So find a broken-down artist friend, buy up all their works for cheap, so they can feed their heroin habit. When they die tragically, start a PR campaign to profile the misunderstood artist - and profit!
This is not to say people have done this intentionally, only that was the way it worked out. Most artists don't profit from their works in their lifetime, except perhaps, Jeff Koons, who some would argue is not an artist at all. I have an old vacuum cleaner and some Plexiglas, why can't I be a millionaire? It would be funny, wouldn't it, if the cleaning lady at MoMA took one of his vacuum cleaner "art" objects out of its case, after hours, and cleaned the gallery with it - never realizing it was art - and then putting it back in place afterwords, with no one knowing. Every night for a year.
Sometimes abstract art gets too abstract.
But getting back to plebe art, chances are, you will spend more on framing than on art itself. When we bought our house in Jekyll, it had a long, long hallway going to the master bedroom. Lots of blank space and nothing on it. We had a calendar of travel posters from the 1930's which was published by the Smithsonian, printed on archival paper. We took it to a framing shop and they matted and framed all 12 prints, which we used to line the hall. They look great, and cost little - well, the framing cost a bit, to be sure!
We were in Maine and visited a gallery that had a beautiful original painting of the coast. The artist wanted over $5000 for the original painting and $500 for a lithograph print. Mark's brother surprised us with a poster copy ($25) which I think we spent over $300 having framed. It is a large piece and it looks great, and reminds us of that visit every time we look at it.
The point is, the idea that art is "unaffordable" is bunk.
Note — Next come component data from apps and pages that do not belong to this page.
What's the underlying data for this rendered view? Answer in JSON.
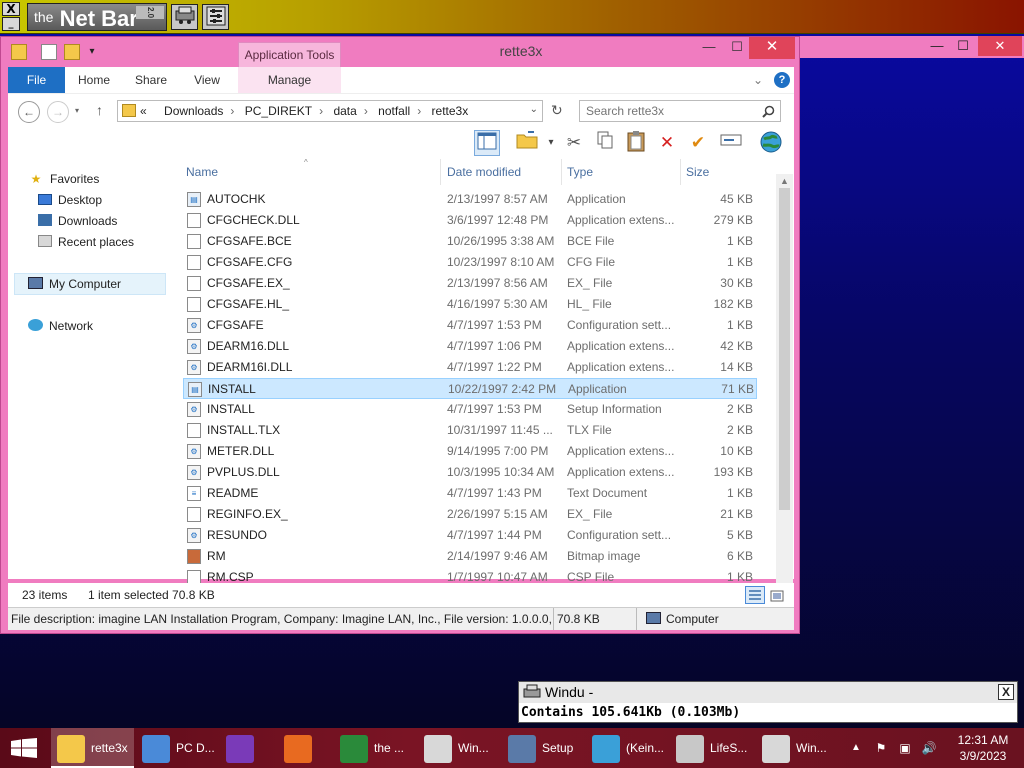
{
  "netbar": {
    "close_glyph": "X",
    "underscore_glyph": "_",
    "logo_prefix": "the",
    "logo_text": "Net Bar",
    "logo_version": "2.0",
    "apps": [
      "network-app-icon",
      "settings-app-icon"
    ]
  },
  "window": {
    "title": "rette3x",
    "context_tab": "Application Tools",
    "controls": {
      "minimize": "—",
      "maximize": "☐",
      "close": "✕"
    }
  },
  "ribbon": {
    "tabs": {
      "file": "File",
      "home": "Home",
      "share": "Share",
      "view": "View",
      "manage": "Manage"
    },
    "expand_glyph": "⌄",
    "help_glyph": "?"
  },
  "address": {
    "overflow": "«",
    "crumbs": [
      "Downloads",
      "PC_DIREKT",
      "data",
      "notfall",
      "rette3x"
    ],
    "search_placeholder": "Search rette3x"
  },
  "navpane": {
    "favorites": "Favorites",
    "desktop": "Desktop",
    "downloads": "Downloads",
    "recent": "Recent places",
    "mycomputer": "My Computer",
    "network": "Network"
  },
  "columns": {
    "name": "Name",
    "date": "Date modified",
    "type": "Type",
    "size": "Size"
  },
  "files": [
    {
      "name": "AUTOCHK",
      "date": "2/13/1997 8:57 AM",
      "type": "Application",
      "size": "45 KB",
      "icon": "app"
    },
    {
      "name": "CFGCHECK.DLL",
      "date": "3/6/1997 12:48 PM",
      "type": "Application extens...",
      "size": "279 KB",
      "icon": "file"
    },
    {
      "name": "CFGSAFE.BCE",
      "date": "10/26/1995 3:38 AM",
      "type": "BCE File",
      "size": "1 KB",
      "icon": "file"
    },
    {
      "name": "CFGSAFE.CFG",
      "date": "10/23/1997 8:10 AM",
      "type": "CFG File",
      "size": "1 KB",
      "icon": "file"
    },
    {
      "name": "CFGSAFE.EX_",
      "date": "2/13/1997 8:56 AM",
      "type": "EX_ File",
      "size": "30 KB",
      "icon": "file"
    },
    {
      "name": "CFGSAFE.HL_",
      "date": "4/16/1997 5:30 AM",
      "type": "HL_ File",
      "size": "182 KB",
      "icon": "file"
    },
    {
      "name": "CFGSAFE",
      "date": "4/7/1997 1:53 PM",
      "type": "Configuration sett...",
      "size": "1 KB",
      "icon": "gear"
    },
    {
      "name": "DEARM16.DLL",
      "date": "4/7/1997 1:06 PM",
      "type": "Application extens...",
      "size": "42 KB",
      "icon": "gear"
    },
    {
      "name": "DEARM16I.DLL",
      "date": "4/7/1997 1:22 PM",
      "type": "Application extens...",
      "size": "14 KB",
      "icon": "gear"
    },
    {
      "name": "INSTALL",
      "date": "10/22/1997 2:42 PM",
      "type": "Application",
      "size": "71 KB",
      "icon": "app"
    },
    {
      "name": "INSTALL",
      "date": "4/7/1997 1:53 PM",
      "type": "Setup Information",
      "size": "2 KB",
      "icon": "gear"
    },
    {
      "name": "INSTALL.TLX",
      "date": "10/31/1997 11:45 ...",
      "type": "TLX File",
      "size": "2 KB",
      "icon": "file"
    },
    {
      "name": "METER.DLL",
      "date": "9/14/1995 7:00 PM",
      "type": "Application extens...",
      "size": "10 KB",
      "icon": "gear"
    },
    {
      "name": "PVPLUS.DLL",
      "date": "10/3/1995 10:34 AM",
      "type": "Application extens...",
      "size": "193 KB",
      "icon": "gear"
    },
    {
      "name": "README",
      "date": "4/7/1997 1:43 PM",
      "type": "Text Document",
      "size": "1 KB",
      "icon": "text"
    },
    {
      "name": "REGINFO.EX_",
      "date": "2/26/1997 5:15 AM",
      "type": "EX_ File",
      "size": "21 KB",
      "icon": "file"
    },
    {
      "name": "RESUNDO",
      "date": "4/7/1997 1:44 PM",
      "type": "Configuration sett...",
      "size": "5 KB",
      "icon": "gear"
    },
    {
      "name": "RM",
      "date": "2/14/1997 9:46 AM",
      "type": "Bitmap image",
      "size": "6 KB",
      "icon": "bitmap"
    },
    {
      "name": "RM.CSP",
      "date": "1/7/1997 10:47 AM",
      "type": "CSP File",
      "size": "1 KB",
      "icon": "file"
    }
  ],
  "selected_index": 9,
  "status": {
    "count": "23 items",
    "selection": "1 item selected  70.8 KB",
    "description": "File description: imagine LAN Installation Program, Company: Imagine LAN, Inc., File version: 1.0.0.0, D",
    "size": "70.8 KB",
    "location": "Computer"
  },
  "popup": {
    "title": "Windu -",
    "body": "Contains 105.641Kb (0.103Mb)",
    "close_glyph": "X"
  },
  "taskbar": {
    "items": [
      {
        "label": "rette3x",
        "icon": "folder-icon"
      },
      {
        "label": "PC D...",
        "icon": "chrome-icon"
      },
      {
        "label": "",
        "icon": "visual-studio-icon"
      },
      {
        "label": "",
        "icon": "firefox-icon"
      },
      {
        "label": "the ...",
        "icon": "netbar-icon"
      },
      {
        "label": "Win...",
        "icon": "help-icon"
      },
      {
        "label": "Setup",
        "icon": "setup-icon"
      },
      {
        "label": "(Kein...",
        "icon": "globe-icon"
      },
      {
        "label": "LifeS...",
        "icon": "lifesaver-icon"
      },
      {
        "label": "Win...",
        "icon": "window-icon"
      }
    ],
    "time": "12:31 AM",
    "date": "3/9/2023"
  }
}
Art needn't cost a lot of money, and you should buy what you like to look at, rather than something sold to you on the premise that it is "valuable" or might someday be valuable.
Whether you like how something looks and enjoy looking at it, is more important - as you will have to look at it, for years at a time. And in that regard, with apologies to Mr. Avery, we have taken down the dreary Rochester print and put it in a closet for now. It may be art, but it is not pleasant to look at, unless one wants to be in a dark mood.